Problem statement: Please return every line in the following data that includes the string "CustomerConsole".

[Saved entries]
- Opening Delimiter -

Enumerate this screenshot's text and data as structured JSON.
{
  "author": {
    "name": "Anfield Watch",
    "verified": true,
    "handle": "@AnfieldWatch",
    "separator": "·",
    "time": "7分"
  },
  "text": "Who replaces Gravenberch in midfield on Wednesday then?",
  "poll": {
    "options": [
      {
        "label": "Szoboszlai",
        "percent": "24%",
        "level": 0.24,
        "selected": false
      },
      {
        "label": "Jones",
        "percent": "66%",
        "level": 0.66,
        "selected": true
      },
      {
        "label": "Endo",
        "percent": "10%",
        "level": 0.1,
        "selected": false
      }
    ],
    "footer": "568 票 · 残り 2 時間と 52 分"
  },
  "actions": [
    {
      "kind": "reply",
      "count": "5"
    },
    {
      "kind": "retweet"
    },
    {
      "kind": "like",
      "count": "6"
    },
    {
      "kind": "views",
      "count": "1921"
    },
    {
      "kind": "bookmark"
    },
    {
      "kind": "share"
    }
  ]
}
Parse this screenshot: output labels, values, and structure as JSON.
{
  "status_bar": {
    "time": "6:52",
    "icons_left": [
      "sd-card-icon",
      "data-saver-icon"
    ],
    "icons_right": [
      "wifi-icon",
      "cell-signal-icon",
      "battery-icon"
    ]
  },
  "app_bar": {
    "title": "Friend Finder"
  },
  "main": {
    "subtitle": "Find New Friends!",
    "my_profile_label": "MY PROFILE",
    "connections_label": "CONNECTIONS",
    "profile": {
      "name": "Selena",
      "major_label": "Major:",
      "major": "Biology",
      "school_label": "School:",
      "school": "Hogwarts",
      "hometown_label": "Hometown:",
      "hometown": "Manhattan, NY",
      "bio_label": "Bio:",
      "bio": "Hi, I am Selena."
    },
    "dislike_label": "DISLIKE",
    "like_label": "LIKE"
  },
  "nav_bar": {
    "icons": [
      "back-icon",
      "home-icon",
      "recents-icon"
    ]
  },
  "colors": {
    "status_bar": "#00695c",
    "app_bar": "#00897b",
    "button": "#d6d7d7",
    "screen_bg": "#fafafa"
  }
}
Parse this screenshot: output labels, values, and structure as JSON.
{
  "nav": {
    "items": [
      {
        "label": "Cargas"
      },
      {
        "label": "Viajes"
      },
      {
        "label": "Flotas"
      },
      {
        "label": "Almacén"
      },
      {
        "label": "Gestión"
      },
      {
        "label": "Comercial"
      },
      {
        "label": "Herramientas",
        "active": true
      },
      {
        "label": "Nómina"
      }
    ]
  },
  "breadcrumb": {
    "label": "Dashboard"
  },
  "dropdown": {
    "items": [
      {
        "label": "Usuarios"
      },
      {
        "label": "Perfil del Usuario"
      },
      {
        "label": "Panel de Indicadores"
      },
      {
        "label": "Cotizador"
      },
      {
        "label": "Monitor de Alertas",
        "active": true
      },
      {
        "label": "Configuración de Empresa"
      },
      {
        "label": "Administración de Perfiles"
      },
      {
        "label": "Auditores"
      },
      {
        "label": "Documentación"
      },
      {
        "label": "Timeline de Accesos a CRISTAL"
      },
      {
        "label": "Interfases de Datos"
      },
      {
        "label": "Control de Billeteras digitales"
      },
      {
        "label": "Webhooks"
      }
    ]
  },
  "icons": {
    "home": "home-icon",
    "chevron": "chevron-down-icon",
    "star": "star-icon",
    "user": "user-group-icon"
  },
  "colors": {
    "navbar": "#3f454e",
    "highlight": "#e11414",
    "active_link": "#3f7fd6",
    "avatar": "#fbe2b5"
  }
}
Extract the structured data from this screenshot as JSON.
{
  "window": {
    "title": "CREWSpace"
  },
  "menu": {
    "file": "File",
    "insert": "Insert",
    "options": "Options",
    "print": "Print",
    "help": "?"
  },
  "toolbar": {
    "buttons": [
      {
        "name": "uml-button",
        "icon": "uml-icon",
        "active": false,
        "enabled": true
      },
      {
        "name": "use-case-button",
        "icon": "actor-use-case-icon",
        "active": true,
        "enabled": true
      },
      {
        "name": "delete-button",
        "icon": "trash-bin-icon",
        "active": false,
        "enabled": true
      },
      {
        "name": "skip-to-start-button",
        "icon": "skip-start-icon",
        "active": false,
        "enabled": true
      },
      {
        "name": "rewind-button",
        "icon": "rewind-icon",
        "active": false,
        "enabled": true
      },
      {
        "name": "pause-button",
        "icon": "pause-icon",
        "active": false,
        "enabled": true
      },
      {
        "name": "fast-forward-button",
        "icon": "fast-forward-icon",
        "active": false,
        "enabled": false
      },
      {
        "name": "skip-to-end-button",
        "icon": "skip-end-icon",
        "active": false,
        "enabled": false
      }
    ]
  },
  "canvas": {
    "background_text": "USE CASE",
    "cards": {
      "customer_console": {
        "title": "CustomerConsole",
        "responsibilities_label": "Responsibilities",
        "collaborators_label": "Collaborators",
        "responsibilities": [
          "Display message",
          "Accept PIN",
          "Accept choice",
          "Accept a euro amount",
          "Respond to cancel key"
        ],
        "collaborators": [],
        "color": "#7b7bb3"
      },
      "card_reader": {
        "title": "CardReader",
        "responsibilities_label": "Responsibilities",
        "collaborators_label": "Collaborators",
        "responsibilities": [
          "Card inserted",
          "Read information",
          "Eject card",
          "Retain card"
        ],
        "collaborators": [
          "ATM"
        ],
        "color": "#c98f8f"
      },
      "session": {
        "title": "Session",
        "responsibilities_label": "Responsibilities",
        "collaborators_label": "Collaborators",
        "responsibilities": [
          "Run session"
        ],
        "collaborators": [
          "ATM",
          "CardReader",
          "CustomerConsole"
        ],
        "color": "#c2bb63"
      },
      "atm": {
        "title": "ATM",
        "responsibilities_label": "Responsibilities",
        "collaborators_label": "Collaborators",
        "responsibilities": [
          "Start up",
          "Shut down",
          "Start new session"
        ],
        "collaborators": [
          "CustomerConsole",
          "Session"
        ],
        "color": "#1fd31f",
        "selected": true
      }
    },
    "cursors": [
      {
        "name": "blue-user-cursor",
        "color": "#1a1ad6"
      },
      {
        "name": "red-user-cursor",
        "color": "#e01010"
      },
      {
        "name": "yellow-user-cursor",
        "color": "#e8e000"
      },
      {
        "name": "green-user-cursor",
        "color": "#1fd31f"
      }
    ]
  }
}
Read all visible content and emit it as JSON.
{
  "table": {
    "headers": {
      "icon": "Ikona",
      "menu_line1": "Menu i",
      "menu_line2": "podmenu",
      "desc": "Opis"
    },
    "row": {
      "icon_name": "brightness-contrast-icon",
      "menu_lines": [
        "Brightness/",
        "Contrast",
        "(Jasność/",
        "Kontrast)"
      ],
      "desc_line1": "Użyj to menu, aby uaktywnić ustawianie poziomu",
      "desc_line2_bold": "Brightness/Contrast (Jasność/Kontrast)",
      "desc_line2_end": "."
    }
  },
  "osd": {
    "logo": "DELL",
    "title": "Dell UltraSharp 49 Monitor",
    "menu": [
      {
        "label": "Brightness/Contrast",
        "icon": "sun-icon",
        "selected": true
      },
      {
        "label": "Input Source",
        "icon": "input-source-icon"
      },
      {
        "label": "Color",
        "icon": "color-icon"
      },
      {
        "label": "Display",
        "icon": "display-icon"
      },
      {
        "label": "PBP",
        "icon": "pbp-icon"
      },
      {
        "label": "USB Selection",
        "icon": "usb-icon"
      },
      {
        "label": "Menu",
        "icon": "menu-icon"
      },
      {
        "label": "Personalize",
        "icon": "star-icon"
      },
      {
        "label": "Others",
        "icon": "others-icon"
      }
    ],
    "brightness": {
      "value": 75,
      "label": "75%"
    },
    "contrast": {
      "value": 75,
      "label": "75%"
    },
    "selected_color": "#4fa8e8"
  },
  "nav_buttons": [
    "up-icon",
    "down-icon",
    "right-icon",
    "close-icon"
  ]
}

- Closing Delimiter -

Result:
        "title": "CustomerConsole",
          "CustomerConsole"
          "CustomerConsole",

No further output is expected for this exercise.